How to complete this task:
List, from the lines below, each one with "本地磁盘" in it.

··· Supplied material

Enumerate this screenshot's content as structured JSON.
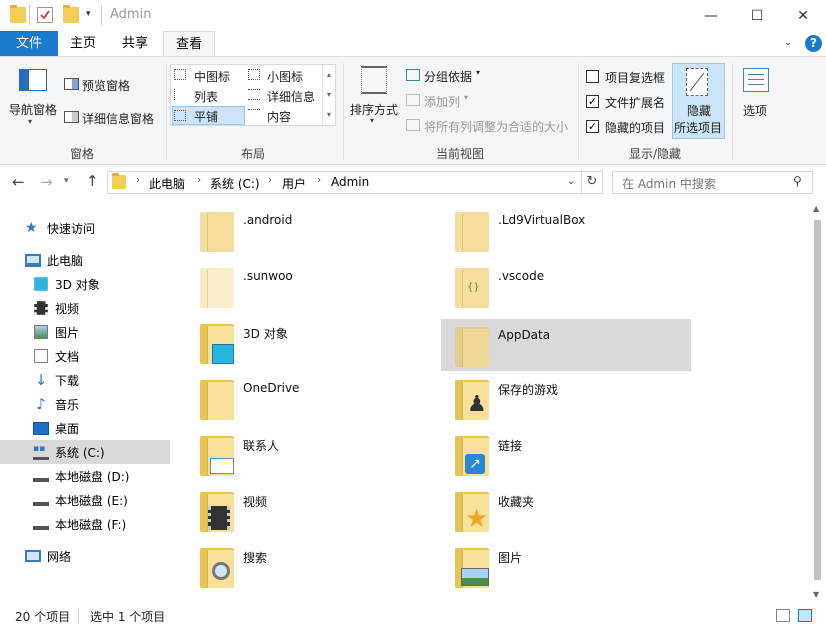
{
  "window": {
    "title": "Admin",
    "minimize_icon": "—",
    "maximize_icon": "☐",
    "close_icon": "✕"
  },
  "tabs": {
    "file": "文件",
    "home": "主页",
    "share": "共享",
    "view": "查看"
  },
  "ribbon": {
    "panes": {
      "nav_pane": "导航窗格",
      "preview_pane": "预览窗格",
      "details_pane": "详细信息窗格",
      "group": "窗格"
    },
    "layout": {
      "medium_icons": "中图标",
      "small_icons": "小图标",
      "list": "列表",
      "details": "详细信息",
      "tiles": "平铺",
      "content": "内容",
      "group": "布局"
    },
    "current_view": {
      "sort_by": "排序方式",
      "group_by": "分组依据",
      "add_columns": "添加列",
      "size_all_columns": "将所有列调整为合适的大小",
      "group": "当前视图"
    },
    "show_hide": {
      "item_checkboxes": "项目复选框",
      "file_extensions": "文件扩展名",
      "hidden_items": "隐藏的项目",
      "hide_selected_1": "隐藏",
      "hide_selected_2": "所选项目",
      "group": "显示/隐藏"
    },
    "options": "选项"
  },
  "address": {
    "path": [
      "此电脑",
      "系统 (C:)",
      "用户",
      "Admin"
    ],
    "search_placeholder": "在 Admin 中搜索"
  },
  "nav": [
    {
      "label": "快速访问",
      "icon": "quick-access-star-icon"
    },
    {
      "label": "此电脑",
      "icon": "this-pc-icon"
    },
    {
      "label": "3D 对象",
      "icon": "3d-objects-icon"
    },
    {
      "label": "视频",
      "icon": "videos-icon"
    },
    {
      "label": "图片",
      "icon": "pictures-icon"
    },
    {
      "label": "文档",
      "icon": "documents-icon"
    },
    {
      "label": "下载",
      "icon": "downloads-icon"
    },
    {
      "label": "音乐",
      "icon": "music-icon"
    },
    {
      "label": "桌面",
      "icon": "desktop-icon"
    },
    {
      "label": "系统 (C:)",
      "icon": "system-drive-icon"
    },
    {
      "label": "本地磁盘 (D:)",
      "icon": "drive-icon"
    },
    {
      "label": "本地磁盘 (E:)",
      "icon": "drive-icon"
    },
    {
      "label": "本地磁盘 (F:)",
      "icon": "drive-icon"
    },
    {
      "label": "网络",
      "icon": "network-icon"
    }
  ],
  "items": [
    {
      "label": ".android"
    },
    {
      "label": ".Ld9VirtualBox"
    },
    {
      "label": ".sunwoo"
    },
    {
      "label": ".vscode"
    },
    {
      "label": "3D 对象"
    },
    {
      "label": "AppData"
    },
    {
      "label": "OneDrive"
    },
    {
      "label": "保存的游戏"
    },
    {
      "label": "联系人"
    },
    {
      "label": "链接"
    },
    {
      "label": "视频"
    },
    {
      "label": "收藏夹"
    },
    {
      "label": "搜索"
    },
    {
      "label": "图片"
    }
  ],
  "status": {
    "count": "20 个项目",
    "selected": "选中 1 个项目"
  },
  "colors": {
    "accent": "#1979ca",
    "selection": "#d9d9d9",
    "folder": "#f3cd55"
  }
}
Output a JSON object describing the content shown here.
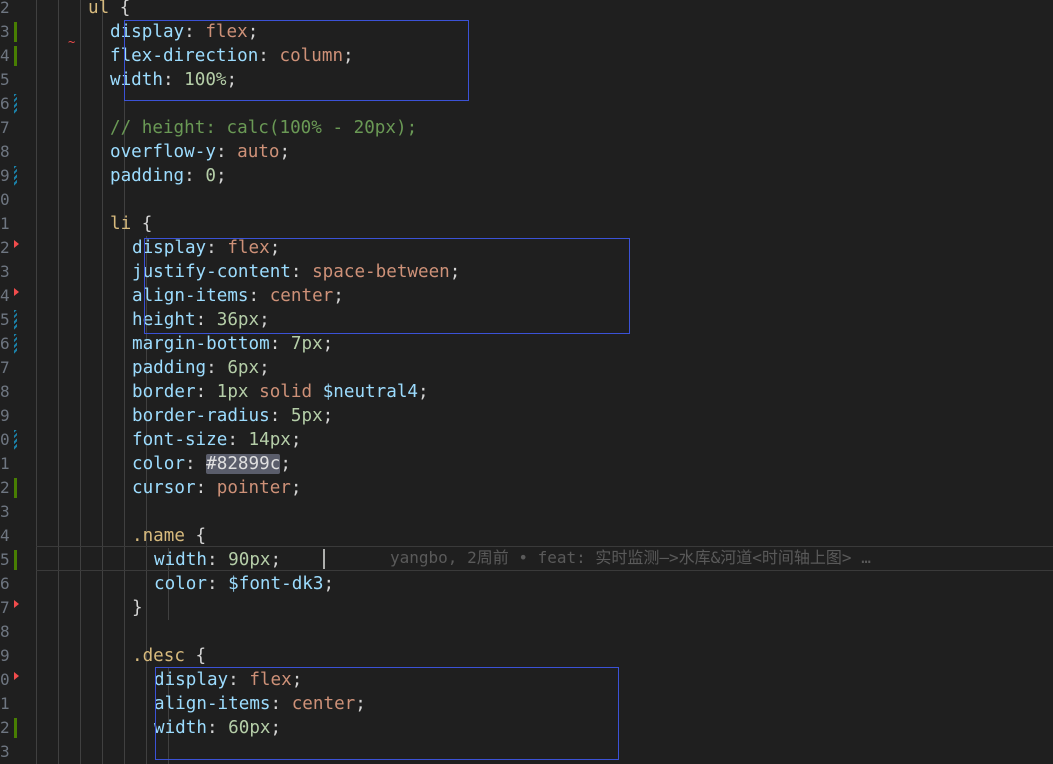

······

Answer box:
      "label": "本地磁盘 (D:)",
      "label": "本地磁盘 (E:)",
      "label": "本地磁盘 (F:)",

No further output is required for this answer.